The review, called the Economic Effects of Climate Change in Alaska, focuses on the effects that have occurred and those likely to transpire over the next 30 to 50 years. One of the contributing authors is UAA’s professor of Economics Matthew Berman.
"So the study was actually, it was a review of what's known and what's not known, but we'd like to know about the economic effect on climate change in Alaska," said Berman.
The review covers what climate change is doing and the various problems that it's causing.
"Here in places like Anchorage and Fairbanks it’s not so cold anymore in the winters," he said.
In his research Berman noted that annual average temperatures across the state have risen by 1.5 degrees celsius since the 1950's. He says a lot of people are aware of the effects of climate change.
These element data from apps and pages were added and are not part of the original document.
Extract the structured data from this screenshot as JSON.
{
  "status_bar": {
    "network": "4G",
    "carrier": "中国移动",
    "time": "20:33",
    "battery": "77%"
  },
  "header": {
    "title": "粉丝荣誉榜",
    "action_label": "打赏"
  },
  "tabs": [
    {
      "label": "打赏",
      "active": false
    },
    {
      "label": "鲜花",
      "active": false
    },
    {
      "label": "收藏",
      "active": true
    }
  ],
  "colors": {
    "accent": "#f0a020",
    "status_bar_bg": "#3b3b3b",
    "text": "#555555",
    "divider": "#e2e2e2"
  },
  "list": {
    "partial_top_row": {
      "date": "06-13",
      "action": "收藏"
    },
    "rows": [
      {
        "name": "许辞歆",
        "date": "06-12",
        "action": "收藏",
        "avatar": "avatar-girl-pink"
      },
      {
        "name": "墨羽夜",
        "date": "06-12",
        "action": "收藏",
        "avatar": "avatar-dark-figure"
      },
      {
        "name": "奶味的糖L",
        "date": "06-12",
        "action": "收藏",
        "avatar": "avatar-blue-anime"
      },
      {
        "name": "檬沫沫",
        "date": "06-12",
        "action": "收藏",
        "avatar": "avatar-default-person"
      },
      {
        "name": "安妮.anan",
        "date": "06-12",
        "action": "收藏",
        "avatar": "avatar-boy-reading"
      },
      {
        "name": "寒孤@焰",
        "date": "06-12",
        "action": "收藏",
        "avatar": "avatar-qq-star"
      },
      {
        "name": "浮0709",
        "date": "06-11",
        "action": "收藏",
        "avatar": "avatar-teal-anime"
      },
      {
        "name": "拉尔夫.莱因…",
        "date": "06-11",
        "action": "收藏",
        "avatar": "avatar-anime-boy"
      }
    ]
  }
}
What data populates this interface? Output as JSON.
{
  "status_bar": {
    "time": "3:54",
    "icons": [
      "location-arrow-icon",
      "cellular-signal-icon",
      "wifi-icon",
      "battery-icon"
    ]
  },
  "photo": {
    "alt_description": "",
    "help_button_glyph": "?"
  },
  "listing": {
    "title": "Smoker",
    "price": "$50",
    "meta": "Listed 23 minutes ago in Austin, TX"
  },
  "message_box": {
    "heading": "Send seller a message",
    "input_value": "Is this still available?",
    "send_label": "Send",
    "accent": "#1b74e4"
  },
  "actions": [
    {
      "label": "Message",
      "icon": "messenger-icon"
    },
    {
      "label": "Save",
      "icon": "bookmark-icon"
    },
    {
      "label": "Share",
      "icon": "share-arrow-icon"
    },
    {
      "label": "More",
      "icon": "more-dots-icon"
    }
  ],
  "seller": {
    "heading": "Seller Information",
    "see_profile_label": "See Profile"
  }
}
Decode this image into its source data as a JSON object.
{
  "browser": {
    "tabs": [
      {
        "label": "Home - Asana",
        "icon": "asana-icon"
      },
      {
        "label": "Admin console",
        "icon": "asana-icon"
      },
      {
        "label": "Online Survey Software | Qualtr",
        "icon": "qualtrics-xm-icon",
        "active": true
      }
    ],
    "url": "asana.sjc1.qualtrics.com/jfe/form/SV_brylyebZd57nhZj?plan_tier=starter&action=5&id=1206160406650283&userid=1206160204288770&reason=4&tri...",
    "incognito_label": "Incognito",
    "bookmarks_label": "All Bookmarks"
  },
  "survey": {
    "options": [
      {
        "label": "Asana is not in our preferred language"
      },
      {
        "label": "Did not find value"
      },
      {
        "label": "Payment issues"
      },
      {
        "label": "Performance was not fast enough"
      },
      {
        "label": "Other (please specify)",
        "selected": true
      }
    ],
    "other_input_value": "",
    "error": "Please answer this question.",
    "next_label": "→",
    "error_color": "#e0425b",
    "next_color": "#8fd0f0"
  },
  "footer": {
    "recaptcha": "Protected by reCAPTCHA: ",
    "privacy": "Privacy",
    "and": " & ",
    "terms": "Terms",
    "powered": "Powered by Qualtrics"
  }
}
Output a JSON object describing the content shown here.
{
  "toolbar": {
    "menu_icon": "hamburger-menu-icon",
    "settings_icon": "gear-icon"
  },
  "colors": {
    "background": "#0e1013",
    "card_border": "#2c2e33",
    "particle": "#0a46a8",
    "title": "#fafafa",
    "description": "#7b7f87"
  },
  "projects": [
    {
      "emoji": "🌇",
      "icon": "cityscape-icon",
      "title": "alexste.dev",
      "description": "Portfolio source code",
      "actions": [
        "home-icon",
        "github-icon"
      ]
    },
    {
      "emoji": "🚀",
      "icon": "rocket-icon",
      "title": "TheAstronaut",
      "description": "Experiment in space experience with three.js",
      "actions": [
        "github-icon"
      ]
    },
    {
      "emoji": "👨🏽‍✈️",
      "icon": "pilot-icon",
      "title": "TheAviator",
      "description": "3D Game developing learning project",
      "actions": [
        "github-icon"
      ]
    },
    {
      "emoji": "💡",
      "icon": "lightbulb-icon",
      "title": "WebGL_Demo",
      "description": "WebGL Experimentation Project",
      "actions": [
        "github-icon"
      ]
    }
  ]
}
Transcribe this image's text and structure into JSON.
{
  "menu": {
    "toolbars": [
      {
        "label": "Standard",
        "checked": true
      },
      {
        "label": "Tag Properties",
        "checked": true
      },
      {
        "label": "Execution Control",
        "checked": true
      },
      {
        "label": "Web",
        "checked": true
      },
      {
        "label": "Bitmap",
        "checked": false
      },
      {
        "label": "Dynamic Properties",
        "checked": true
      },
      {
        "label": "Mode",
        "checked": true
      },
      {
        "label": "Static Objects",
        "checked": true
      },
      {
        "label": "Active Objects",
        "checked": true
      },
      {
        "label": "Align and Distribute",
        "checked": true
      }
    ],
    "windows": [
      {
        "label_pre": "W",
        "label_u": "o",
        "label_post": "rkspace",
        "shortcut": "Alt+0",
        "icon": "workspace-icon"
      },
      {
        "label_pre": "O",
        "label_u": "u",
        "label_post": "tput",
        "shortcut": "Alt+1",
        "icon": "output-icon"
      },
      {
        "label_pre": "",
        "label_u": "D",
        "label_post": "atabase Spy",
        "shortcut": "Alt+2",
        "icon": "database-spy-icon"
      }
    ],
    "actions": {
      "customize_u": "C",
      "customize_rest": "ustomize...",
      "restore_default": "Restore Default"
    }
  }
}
"But very little it is actually turned into economic effects, so we're trying to look at what's known about the economic effects specifically," he said.
The largest economic effects were associated with costs to prevent damage, relocate and replace infrastructure threatened by permafrost thaw, sea level rise and coastal erosion. The effects are estimated to cost the state an annual net cost of $340 to $700 million per year. The article shows the economic effect on Alaska as a whole, as rural communities face large projected costs, while more southerly urban residents are likely to experience net gains.
"You know there is wide ranging effects and most of the potential problematic effects are in rural Alaska," he said.
According to the report, in rural Alaska the warmer temperatures could alter the cost of energy prices, which are known to be extremely high. By correlating current average statewide energy cost and consumption data with long–term climate forecasts, Berman concluded Alaskans could save $100 million to $150 million per year on space heating costs over the next 30 to 50 years.
"Everybody is paying less for heating homes when it's zero instead of minus twenty," Berman said regarding warmer temperatures.
A calculation of the amount of energy needed to heat a space in a given climate over a year has already decreased by 8.4 percent in Anchorage, 5.6 percent in Fairbanks and 7.5 percent in Utqiagvik over the past 50 years. Berman says there is still a lot of work to be done but this is a start on research that wasn't available before.